WORK TO COMPLETE. The response must contain every line from the records below that has "legend".

DATA SECTION.

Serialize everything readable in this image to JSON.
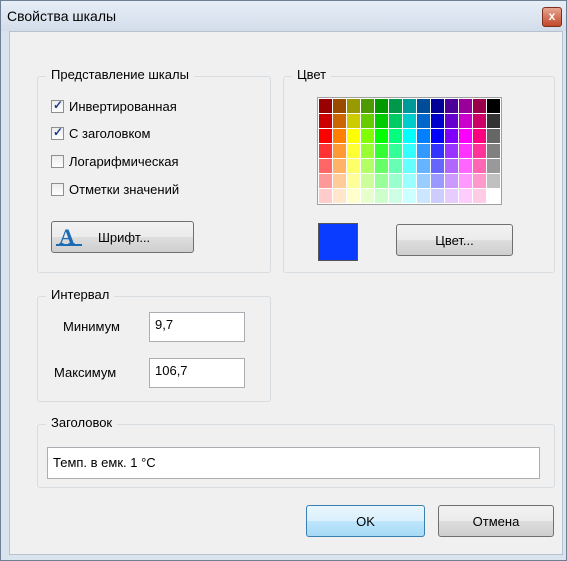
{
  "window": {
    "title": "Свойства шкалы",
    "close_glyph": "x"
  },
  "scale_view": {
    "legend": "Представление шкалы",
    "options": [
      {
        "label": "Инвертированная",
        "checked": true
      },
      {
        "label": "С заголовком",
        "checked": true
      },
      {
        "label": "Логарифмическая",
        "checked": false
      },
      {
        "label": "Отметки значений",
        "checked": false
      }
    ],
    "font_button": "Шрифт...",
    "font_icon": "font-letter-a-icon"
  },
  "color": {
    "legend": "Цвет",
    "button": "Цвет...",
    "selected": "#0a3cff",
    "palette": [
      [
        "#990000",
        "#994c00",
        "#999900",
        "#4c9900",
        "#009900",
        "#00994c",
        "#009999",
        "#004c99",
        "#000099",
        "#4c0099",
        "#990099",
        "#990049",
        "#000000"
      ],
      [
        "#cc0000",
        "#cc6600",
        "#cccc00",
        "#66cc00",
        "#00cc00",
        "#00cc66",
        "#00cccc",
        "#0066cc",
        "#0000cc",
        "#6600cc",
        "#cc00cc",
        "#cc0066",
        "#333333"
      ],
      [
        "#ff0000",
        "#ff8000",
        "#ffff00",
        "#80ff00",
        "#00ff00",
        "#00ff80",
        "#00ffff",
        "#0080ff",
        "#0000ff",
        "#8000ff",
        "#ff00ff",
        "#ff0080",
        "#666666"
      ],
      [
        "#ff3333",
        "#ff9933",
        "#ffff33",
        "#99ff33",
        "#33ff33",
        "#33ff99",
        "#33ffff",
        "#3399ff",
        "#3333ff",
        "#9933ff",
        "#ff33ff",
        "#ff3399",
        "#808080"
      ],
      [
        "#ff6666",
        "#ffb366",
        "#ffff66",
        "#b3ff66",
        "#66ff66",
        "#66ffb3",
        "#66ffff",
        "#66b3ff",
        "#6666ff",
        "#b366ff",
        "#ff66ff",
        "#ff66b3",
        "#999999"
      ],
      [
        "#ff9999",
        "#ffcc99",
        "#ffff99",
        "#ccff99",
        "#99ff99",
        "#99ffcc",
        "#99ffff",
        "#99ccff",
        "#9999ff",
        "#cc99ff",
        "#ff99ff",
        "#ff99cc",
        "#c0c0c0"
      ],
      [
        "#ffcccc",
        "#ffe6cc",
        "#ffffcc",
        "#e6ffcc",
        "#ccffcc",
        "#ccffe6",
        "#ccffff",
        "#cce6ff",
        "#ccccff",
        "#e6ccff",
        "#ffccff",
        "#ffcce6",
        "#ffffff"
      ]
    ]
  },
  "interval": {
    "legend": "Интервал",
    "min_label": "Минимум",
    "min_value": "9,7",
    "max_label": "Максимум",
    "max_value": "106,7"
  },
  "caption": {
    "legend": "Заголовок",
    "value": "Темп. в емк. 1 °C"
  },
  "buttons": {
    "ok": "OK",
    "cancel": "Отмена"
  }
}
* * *
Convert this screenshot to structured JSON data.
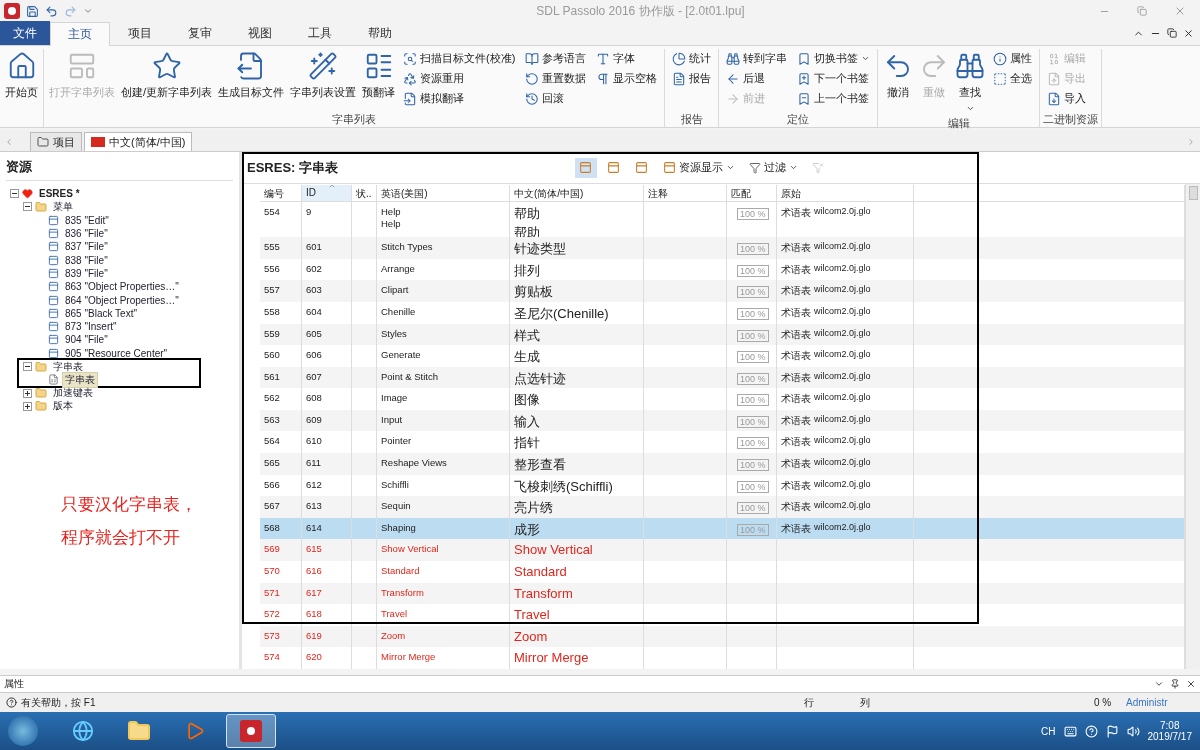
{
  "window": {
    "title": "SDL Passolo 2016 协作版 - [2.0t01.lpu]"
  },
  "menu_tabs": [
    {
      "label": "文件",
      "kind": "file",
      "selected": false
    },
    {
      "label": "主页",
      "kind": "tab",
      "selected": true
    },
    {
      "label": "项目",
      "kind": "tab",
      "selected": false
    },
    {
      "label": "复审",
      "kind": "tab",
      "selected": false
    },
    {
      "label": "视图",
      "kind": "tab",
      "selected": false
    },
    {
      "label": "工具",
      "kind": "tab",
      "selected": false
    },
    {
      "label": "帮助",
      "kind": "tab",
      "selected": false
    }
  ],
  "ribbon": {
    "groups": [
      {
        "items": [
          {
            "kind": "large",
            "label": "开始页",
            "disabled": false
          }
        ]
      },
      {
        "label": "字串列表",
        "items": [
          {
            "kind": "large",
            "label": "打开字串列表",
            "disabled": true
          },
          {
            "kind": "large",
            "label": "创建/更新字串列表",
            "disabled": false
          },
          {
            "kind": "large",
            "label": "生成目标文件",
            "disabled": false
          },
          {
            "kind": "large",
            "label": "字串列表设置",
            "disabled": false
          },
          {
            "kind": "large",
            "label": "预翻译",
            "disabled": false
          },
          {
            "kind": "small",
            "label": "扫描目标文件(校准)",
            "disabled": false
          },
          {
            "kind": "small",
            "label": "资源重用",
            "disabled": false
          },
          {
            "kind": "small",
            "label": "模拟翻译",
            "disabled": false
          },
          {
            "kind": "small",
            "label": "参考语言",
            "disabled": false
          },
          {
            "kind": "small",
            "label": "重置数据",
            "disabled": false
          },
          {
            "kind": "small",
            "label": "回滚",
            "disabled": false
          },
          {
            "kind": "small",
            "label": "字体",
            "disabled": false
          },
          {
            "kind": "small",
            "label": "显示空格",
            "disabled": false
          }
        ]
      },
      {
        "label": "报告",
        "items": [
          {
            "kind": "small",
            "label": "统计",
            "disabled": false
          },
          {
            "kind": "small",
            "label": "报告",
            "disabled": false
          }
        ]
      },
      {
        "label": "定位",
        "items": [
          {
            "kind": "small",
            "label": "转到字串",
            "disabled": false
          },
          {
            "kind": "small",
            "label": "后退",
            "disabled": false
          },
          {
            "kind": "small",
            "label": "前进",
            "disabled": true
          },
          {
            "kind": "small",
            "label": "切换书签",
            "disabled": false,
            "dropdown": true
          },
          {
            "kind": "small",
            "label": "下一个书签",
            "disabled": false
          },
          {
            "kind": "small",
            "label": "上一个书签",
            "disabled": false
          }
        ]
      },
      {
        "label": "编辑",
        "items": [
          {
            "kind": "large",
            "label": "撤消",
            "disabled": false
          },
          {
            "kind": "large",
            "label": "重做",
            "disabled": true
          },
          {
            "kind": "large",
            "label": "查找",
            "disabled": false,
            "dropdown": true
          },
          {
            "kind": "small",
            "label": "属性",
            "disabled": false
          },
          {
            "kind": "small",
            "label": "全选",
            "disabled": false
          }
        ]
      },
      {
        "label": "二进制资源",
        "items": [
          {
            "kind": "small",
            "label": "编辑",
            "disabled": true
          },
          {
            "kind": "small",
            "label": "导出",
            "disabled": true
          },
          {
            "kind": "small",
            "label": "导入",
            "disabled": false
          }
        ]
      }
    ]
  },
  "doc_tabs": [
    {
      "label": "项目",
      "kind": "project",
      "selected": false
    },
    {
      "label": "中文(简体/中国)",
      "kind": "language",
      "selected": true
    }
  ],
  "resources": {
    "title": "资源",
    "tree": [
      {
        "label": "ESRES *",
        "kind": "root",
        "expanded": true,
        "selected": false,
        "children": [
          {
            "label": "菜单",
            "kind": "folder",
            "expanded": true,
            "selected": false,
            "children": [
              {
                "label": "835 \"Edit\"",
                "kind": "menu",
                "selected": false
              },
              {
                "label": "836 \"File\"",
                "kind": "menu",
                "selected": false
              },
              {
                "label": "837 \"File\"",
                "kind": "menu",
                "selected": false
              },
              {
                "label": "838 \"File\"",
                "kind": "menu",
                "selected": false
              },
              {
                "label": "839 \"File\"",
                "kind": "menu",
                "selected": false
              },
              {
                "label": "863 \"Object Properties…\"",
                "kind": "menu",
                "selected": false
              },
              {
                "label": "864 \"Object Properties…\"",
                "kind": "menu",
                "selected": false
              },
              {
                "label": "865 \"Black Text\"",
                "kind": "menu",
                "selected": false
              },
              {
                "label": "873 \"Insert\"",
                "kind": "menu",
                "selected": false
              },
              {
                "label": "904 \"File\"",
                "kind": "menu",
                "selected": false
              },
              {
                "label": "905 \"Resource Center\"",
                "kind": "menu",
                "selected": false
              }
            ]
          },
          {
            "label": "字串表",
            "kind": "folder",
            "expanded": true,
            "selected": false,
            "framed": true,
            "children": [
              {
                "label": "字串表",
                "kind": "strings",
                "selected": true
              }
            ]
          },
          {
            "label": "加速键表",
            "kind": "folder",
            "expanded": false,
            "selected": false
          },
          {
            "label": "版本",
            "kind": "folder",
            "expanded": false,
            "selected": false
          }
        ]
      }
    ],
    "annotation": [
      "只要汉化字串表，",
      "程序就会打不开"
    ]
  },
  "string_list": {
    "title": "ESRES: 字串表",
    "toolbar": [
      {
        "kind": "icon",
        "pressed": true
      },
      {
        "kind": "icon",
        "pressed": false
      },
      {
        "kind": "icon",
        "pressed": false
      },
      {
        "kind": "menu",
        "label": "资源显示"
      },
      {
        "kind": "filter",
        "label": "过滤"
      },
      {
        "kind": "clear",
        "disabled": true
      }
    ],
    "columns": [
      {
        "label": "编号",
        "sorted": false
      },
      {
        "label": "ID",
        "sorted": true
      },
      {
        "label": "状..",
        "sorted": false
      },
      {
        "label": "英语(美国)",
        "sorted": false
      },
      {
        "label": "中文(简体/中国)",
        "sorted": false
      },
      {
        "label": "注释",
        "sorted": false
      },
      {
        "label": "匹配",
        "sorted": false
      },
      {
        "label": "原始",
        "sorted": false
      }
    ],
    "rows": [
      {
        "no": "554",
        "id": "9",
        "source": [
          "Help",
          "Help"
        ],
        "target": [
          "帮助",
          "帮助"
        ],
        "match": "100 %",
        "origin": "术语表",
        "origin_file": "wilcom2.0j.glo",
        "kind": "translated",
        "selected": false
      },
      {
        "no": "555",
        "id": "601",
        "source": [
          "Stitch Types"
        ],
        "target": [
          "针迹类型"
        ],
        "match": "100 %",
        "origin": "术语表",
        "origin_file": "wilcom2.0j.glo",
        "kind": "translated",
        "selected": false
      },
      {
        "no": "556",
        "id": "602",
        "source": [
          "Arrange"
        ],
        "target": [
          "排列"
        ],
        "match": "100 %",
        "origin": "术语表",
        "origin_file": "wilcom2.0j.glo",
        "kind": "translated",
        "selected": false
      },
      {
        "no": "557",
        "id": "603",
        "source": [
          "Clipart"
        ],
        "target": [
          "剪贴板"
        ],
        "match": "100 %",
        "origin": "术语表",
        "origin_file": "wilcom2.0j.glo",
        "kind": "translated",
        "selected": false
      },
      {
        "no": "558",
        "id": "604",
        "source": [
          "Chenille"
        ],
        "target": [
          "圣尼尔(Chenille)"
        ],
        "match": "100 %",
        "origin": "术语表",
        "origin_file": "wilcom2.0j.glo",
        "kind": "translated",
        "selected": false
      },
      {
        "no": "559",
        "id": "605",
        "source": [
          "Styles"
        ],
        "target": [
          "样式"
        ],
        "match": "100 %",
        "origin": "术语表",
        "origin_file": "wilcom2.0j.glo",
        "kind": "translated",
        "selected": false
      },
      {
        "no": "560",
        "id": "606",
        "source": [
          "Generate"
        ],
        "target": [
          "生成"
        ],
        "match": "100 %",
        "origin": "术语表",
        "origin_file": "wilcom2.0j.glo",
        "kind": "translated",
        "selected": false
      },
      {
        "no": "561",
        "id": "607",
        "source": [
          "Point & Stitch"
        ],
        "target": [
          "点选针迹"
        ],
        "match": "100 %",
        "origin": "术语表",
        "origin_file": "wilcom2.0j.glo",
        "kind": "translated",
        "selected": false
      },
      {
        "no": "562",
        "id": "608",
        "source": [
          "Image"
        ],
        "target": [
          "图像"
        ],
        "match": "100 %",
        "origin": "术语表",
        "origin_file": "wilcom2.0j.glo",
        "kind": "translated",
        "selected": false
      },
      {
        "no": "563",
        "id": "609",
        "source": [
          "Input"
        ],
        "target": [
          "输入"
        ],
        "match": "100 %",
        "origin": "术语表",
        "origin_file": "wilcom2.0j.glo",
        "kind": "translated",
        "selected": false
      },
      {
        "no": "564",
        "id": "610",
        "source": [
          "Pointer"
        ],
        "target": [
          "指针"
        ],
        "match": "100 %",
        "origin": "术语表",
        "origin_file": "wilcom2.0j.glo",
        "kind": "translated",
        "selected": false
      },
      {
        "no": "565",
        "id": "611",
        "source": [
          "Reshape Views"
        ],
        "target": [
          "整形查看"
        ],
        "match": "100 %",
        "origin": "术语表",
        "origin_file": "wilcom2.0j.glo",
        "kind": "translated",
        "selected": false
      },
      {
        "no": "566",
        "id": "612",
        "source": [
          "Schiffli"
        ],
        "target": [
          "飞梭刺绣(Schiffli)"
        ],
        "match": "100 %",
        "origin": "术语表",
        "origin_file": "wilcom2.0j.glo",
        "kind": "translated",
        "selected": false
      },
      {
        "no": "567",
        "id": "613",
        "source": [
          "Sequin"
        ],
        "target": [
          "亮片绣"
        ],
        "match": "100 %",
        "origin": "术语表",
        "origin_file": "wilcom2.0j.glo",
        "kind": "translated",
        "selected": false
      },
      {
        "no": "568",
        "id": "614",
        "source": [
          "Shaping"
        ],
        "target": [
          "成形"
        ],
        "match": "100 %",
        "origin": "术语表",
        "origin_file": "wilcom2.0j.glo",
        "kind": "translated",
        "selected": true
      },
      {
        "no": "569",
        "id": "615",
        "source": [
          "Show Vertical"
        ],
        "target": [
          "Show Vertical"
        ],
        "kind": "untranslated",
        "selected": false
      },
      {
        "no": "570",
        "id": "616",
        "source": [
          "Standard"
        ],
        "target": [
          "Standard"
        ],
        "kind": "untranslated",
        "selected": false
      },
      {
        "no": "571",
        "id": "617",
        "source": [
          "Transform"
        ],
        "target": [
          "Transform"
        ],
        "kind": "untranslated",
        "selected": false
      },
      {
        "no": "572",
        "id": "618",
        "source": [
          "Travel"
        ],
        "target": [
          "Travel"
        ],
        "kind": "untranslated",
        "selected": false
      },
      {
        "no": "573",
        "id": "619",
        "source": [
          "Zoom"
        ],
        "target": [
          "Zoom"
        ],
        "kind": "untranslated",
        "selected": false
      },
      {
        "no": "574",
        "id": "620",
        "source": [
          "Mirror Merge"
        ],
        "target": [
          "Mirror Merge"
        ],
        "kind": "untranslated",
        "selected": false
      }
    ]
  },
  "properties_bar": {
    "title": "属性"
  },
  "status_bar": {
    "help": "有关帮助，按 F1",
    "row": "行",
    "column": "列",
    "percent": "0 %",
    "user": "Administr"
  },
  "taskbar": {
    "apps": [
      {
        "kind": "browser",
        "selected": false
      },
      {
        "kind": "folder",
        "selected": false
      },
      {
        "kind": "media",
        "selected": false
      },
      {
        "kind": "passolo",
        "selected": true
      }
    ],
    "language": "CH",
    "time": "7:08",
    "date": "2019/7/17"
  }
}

EXPECTED ANSWER.
    "legend": "Представление шкалы",
    "legend": "Цвет",
    "legend": "Интервал",
    "legend": "Заголовок",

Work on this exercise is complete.